21 Max Fisher, Donald Trump’s Threat to Reject Election Results Alarms Scholars – The New York Times, 23 October 2016,
22 Some of Mr. Trump’s supporters have also regrettably harassed people, but not through a collective effort like the demonstrators.
23 Conservative activist James O’Keefe captured on video a Democratic Party operative, who described how they have incited violence at Mr. Trump’s rallies. See Tyler Durden, Undercover Footage Shows Clinton Operatives Admit to Inciting “Anarchy” at Trump Rallies – Zero Hedge, 18 October 2016,
24 Glenn Reynolds, ‘Tolerant’ educators exile Trump voters from campus – USA Today, 14 November 2016,
25 Micro-aggression – Merriam-Webster, 2016,
26 See, first paragraph.
27 However, the history of progressivism also includes the reprehensible promotion of eugenics. See Amity Shlaes, The Progressive History of Eugenics – The Wall Street Journal, 26 February 2016,
28 James Poniewozik, Andrew Breitbart, 1969–2012 – Time, 1 March 2012,
29 Jonathan Chait, Here’s the Real Reason Everybody Thought Trump Would Lose – New York, 11 May 2016,
30 The Times is oblivious to its own role in inflaming tensions. They failed to see Mr. Trump’s potential but they are not planning to diversify their staff either.
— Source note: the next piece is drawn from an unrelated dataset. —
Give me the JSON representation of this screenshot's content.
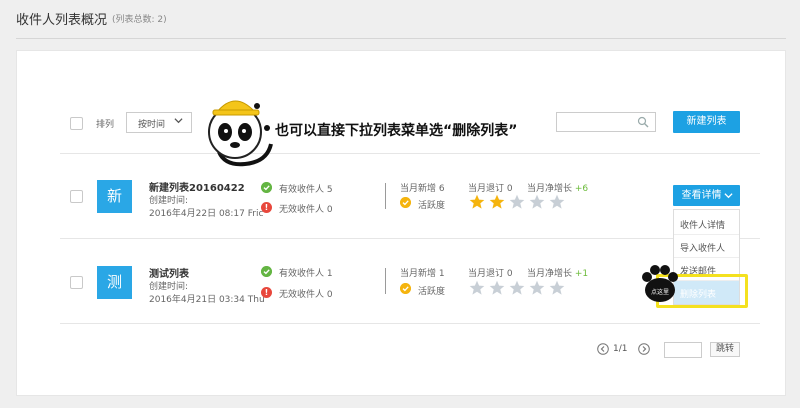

See Dean Baquet and Arthur Sulzberger, To Our Readers, from the Publisher and Executive Editor – The New York Times, 13 November 2016,
31 Heather Mac Donald, Trumped-Up Outrage – City Journal, 9 October 2016,
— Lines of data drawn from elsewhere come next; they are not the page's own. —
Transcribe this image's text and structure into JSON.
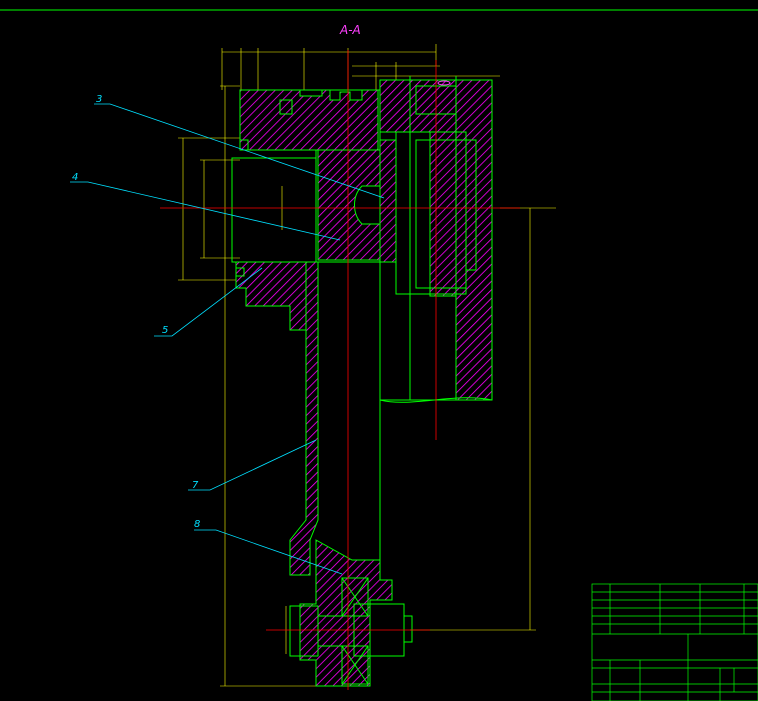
{
  "drawing": {
    "section_title": "A-A",
    "callouts": [
      "3",
      "4",
      "5",
      "7",
      "8"
    ],
    "colors": {
      "background": "#000000",
      "outline": "#00ff00",
      "centerline": "#ff0000",
      "hatch": "#ff00ff",
      "leader": "#00e0ff",
      "dimension": "#ffff00",
      "border": "#00ff00"
    }
  }
}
32 Andrew Glass, Drudge says Newsweek sitting on Lewinsky story, Jan. 17, 1998 – Politico, 17 January 2013,
33 Karl-Gerhard Lille, Moonutamise kunst ehk Donald Trumpist ja hambutust pabertiigrist – Diplomaatia, May 2016,
34 Brent Bozell, The Liberal Tilt at PolitiFact – Townhall, 29 June 2016,
35 Art Swift, Americans’ Trust in Mass Media Sinks to New Low – Gallup, 14 September 2016,
36 Michael Nunez, Former Facebook Workers: We Routinely Suppressed Conservative News – Gizmodo, 9 May 2016,
37 Pascal-Emmanuel Gobry, Twitter’s new Trust and Safety Council is an Orwellian nightmare – The Week, 23 February 2016,
38 Bre Payton, Why Is YouTube Censoring 21 Educational Videos From PragerU? – The Federalist, 12 October 2016,


This article was published in ICDS Diplomaatia magazine.